Smith visits psychic mediums as part of her attempt to grasp the concept of an afterlife. An avid follower of hers on Instagram since I read her excellent memoir, The Rules of Inheritance, I’ve been excited to read about her experiences with mediums ever since I first saw her photos of days spent in Cassadaga, Florida—a community of psychics and Spanish moss. In the book, I find some of the passages about mediums difficult to swallow. But Smith is a clever writer, encouraging thinking from all angles on the subject and offering up her own hesitation early on: “In my mind, [visiting a medium] seems to be a choice that must be born out of desperation.” (I wrote in the margin: Are psychic mediums just the latest magician fad?). She allows the reader to accompany her on an emotional, spiritual journey in which she puts her own social mores aside and approaches the subject of the afterlife with an open mind. I appreciate the candor it must have taken to bring readers along on such a leap of—dare I say—faith?
After attending one particularly enlightening session with a medium, Smith writes, “Maybe she was reading my mind, I think then. But even so, that’s kind of phenomenal, right?” Phenomenal, maybe, but the skeptical part of me is still concerned about the potential to take advantage of such a vulnerable audience. In an article that debunks one of the mediums she visited in her book as a hustler, I read this quote by Harold Houdini: “It is not for us to prove the mediums are dishonest, it is for them to prove that they are honest.”
Putting mediums aside, there are many interviews to love in this book, such as with Dr. BJ Miller, director of the progressive Zen Hospice Project in San Francisco, who asks the profound question, “Why wait to be dying to have palliative care?” I agree with Smith’s assertion that, however it is accomplished, “there is something therapeutic in… shared grief, in the desperate desire to connect.” Ultimately, perhaps the why and how of a person’s reconciliation of grief doesn’t matter as long as it is managed in a way that promotes acceptance.
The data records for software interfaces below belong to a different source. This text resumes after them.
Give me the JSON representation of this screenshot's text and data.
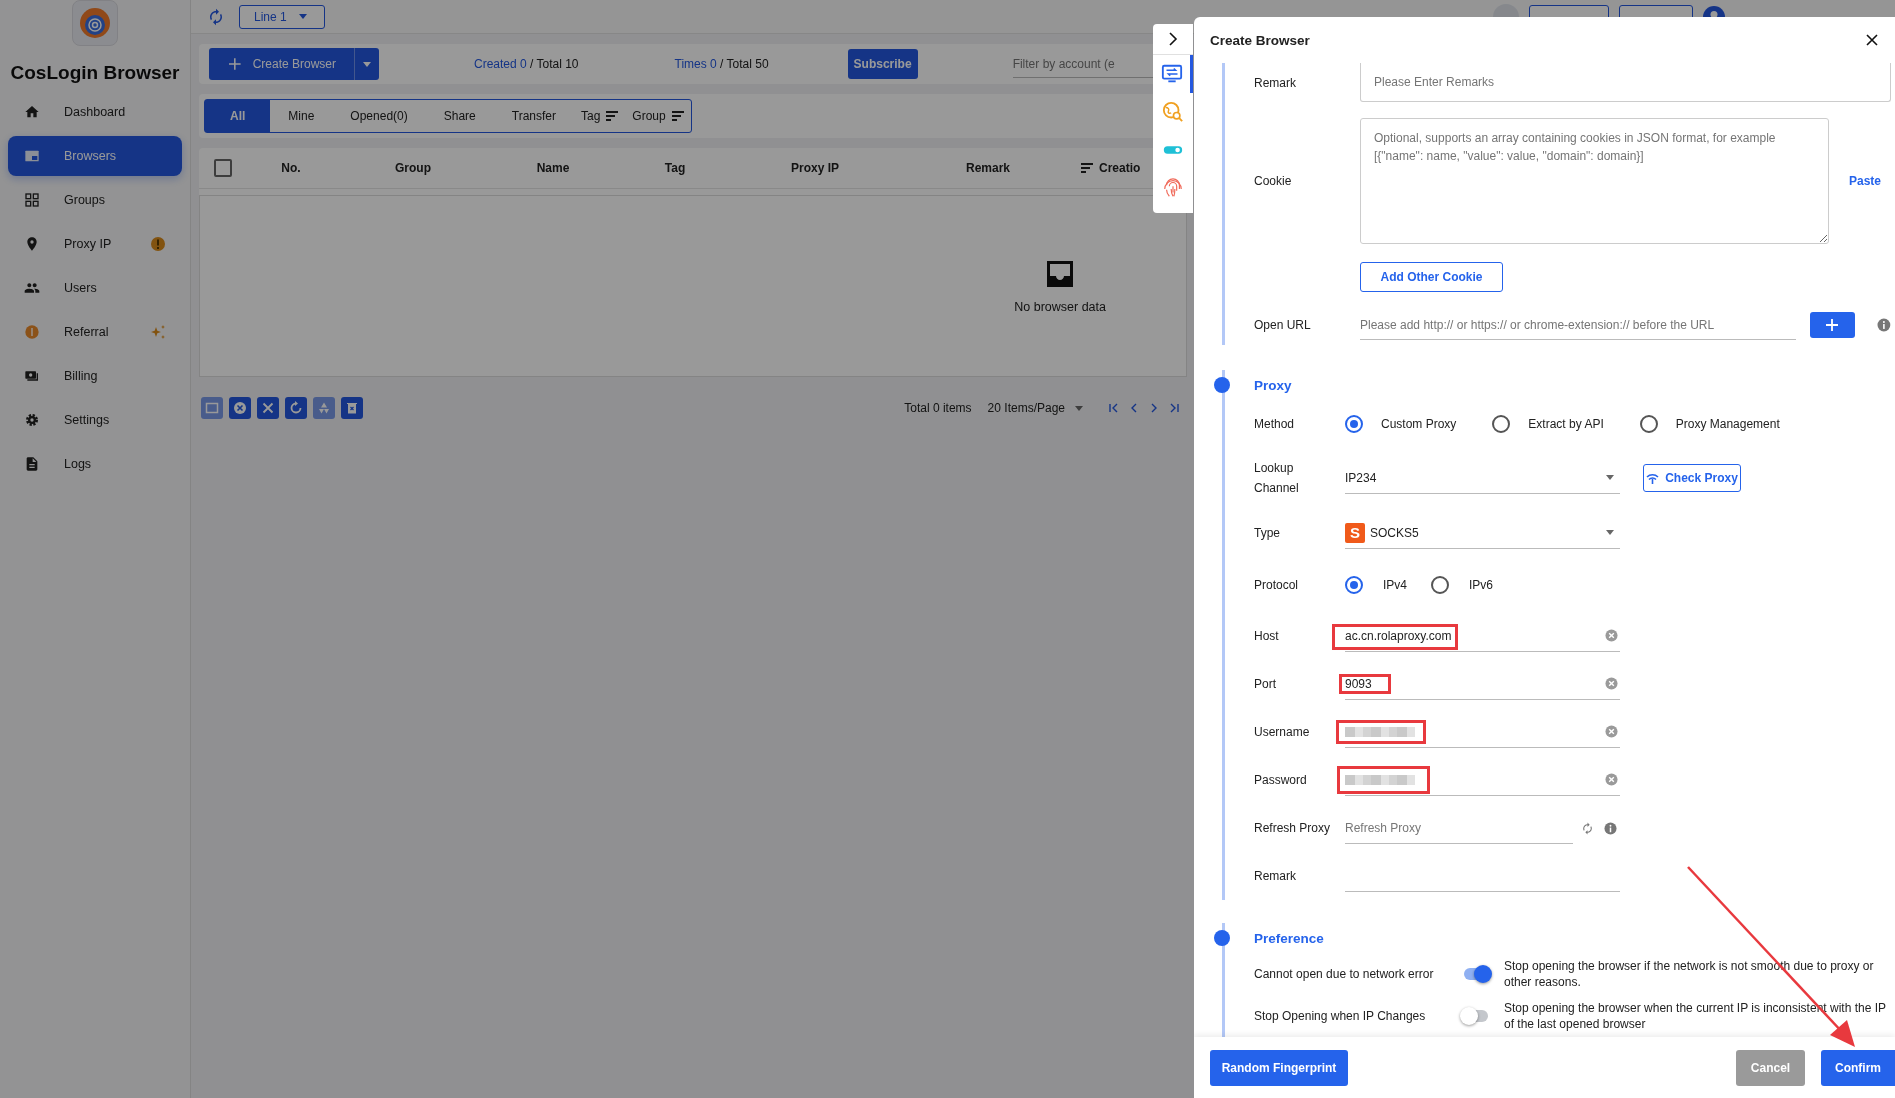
{
  "sidebar": {
    "title": "CosLogin Browser",
    "items": [
      {
        "label": "Dashboard",
        "selected": false
      },
      {
        "label": "Browsers",
        "selected": true
      },
      {
        "label": "Groups",
        "selected": false
      },
      {
        "label": "Proxy IP",
        "selected": false
      },
      {
        "label": "Users",
        "selected": false
      },
      {
        "label": "Referral",
        "selected": false
      },
      {
        "label": "Billing",
        "selected": false
      },
      {
        "label": "Settings",
        "selected": false
      },
      {
        "label": "Logs",
        "selected": false
      }
    ]
  },
  "topbar": {
    "line": "Line 1"
  },
  "toolbar": {
    "create": "Create Browser",
    "created": "Created 0",
    "created_total": " / Total 10",
    "times": "Times 0",
    "times_total": " / Total 50",
    "subscribe": "Subscribe",
    "filter_placeholder": "Filter by account (e"
  },
  "filter_tabs": [
    {
      "label": "All",
      "selected": true,
      "sortable": false
    },
    {
      "label": "Mine",
      "selected": false,
      "sortable": false
    },
    {
      "label": "Opened(0)",
      "selected": false,
      "sortable": false
    },
    {
      "label": "Share",
      "selected": false,
      "sortable": false
    },
    {
      "label": "Transfer",
      "selected": false,
      "sortable": false
    },
    {
      "label": "Tag",
      "selected": false,
      "sortable": true
    },
    {
      "label": "Group",
      "selected": false,
      "sortable": true
    }
  ],
  "table": {
    "columns": [
      {
        "label": "No.",
        "sortable": false
      },
      {
        "label": "Group",
        "sortable": false
      },
      {
        "label": "Name",
        "sortable": false
      },
      {
        "label": "Tag",
        "sortable": false
      },
      {
        "label": "Proxy IP",
        "sortable": false
      },
      {
        "label": "Remark",
        "sortable": false
      },
      {
        "label": "Creatio",
        "sortable": true
      }
    ],
    "select_all_checked": false,
    "empty_text": "No browser data"
  },
  "bulk_actions": [
    {
      "kind": "window",
      "disabled": true
    },
    {
      "kind": "cancel",
      "disabled": false
    },
    {
      "kind": "close",
      "disabled": false
    },
    {
      "kind": "restart",
      "disabled": false
    },
    {
      "kind": "recycle",
      "disabled": true
    },
    {
      "kind": "delete",
      "disabled": false
    }
  ],
  "pagination": {
    "total": "Total 0 items",
    "page_size": "20 Items/Page"
  },
  "side_tools": [
    {
      "kind": "monitor",
      "selected": true
    },
    {
      "kind": "globe",
      "selected": false
    },
    {
      "kind": "toggle",
      "selected": false
    },
    {
      "kind": "fingerprint",
      "selected": false
    }
  ],
  "drawer": {
    "title": "Create Browser",
    "remark": {
      "label": "Remark",
      "placeholder": "Please Enter Remarks"
    },
    "cookie": {
      "label": "Cookie",
      "placeholder": "Optional, supports an array containing cookies in JSON format, for example\n[{\"name\": name, \"value\": value, \"domain\": domain}]",
      "paste": "Paste",
      "add": "Add Other Cookie"
    },
    "open_url": {
      "label": "Open URL",
      "placeholder": "Please add http:// or https:// or chrome-extension:// before the URL"
    },
    "proxy": {
      "heading": "Proxy",
      "method": {
        "label": "Method",
        "options": [
          {
            "label": "Custom Proxy",
            "selected": true
          },
          {
            "label": "Extract by API",
            "selected": false
          },
          {
            "label": "Proxy Management",
            "selected": false
          }
        ]
      },
      "lookup": {
        "label": "Lookup Channel",
        "value": "IP234",
        "check": "Check Proxy"
      },
      "type": {
        "label": "Type",
        "badge": "S",
        "value": "SOCKS5"
      },
      "protocol": {
        "label": "Protocol",
        "options": [
          {
            "label": "IPv4",
            "selected": true
          },
          {
            "label": "IPv6",
            "selected": false
          }
        ]
      },
      "fields": [
        {
          "kind": "text",
          "label": "Host",
          "value": "ac.cn.rolaproxy.com",
          "highlighted": true
        },
        {
          "kind": "text",
          "label": "Port",
          "value": "9093",
          "highlighted": true
        },
        {
          "kind": "redacted",
          "label": "Username",
          "highlighted": true
        },
        {
          "kind": "redacted",
          "label": "Password",
          "highlighted": true
        },
        {
          "kind": "refresh",
          "label": "Refresh Proxy",
          "placeholder": "Refresh Proxy"
        },
        {
          "kind": "plain",
          "label": "Remark"
        }
      ]
    },
    "preference": {
      "heading": "Preference",
      "rows": [
        {
          "label": "Cannot open due to network error",
          "on": true,
          "description": "Stop opening the browser if the network is not smooth due to proxy or other reasons."
        },
        {
          "label": "Stop Opening when IP Changes",
          "on": false,
          "description": "Stop opening the browser when the current IP is inconsistent with the IP of the last opened browser"
        }
      ]
    },
    "footer": {
      "random": "Random Fingerprint",
      "cancel": "Cancel",
      "confirm": "Confirm"
    }
  }
}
As my own beloved grandmother continues down a treacherous path of Parkinson’s-induced dementia, and I face the possibility that I may not be able to mark the exact moment I have lost her, I am comforted by the notion that I can continue talking to her after she is gone. Whether she is able to receive my communication or not is no longer the point; it is, instead, that our “love never dies.” What a beautiful idea that is.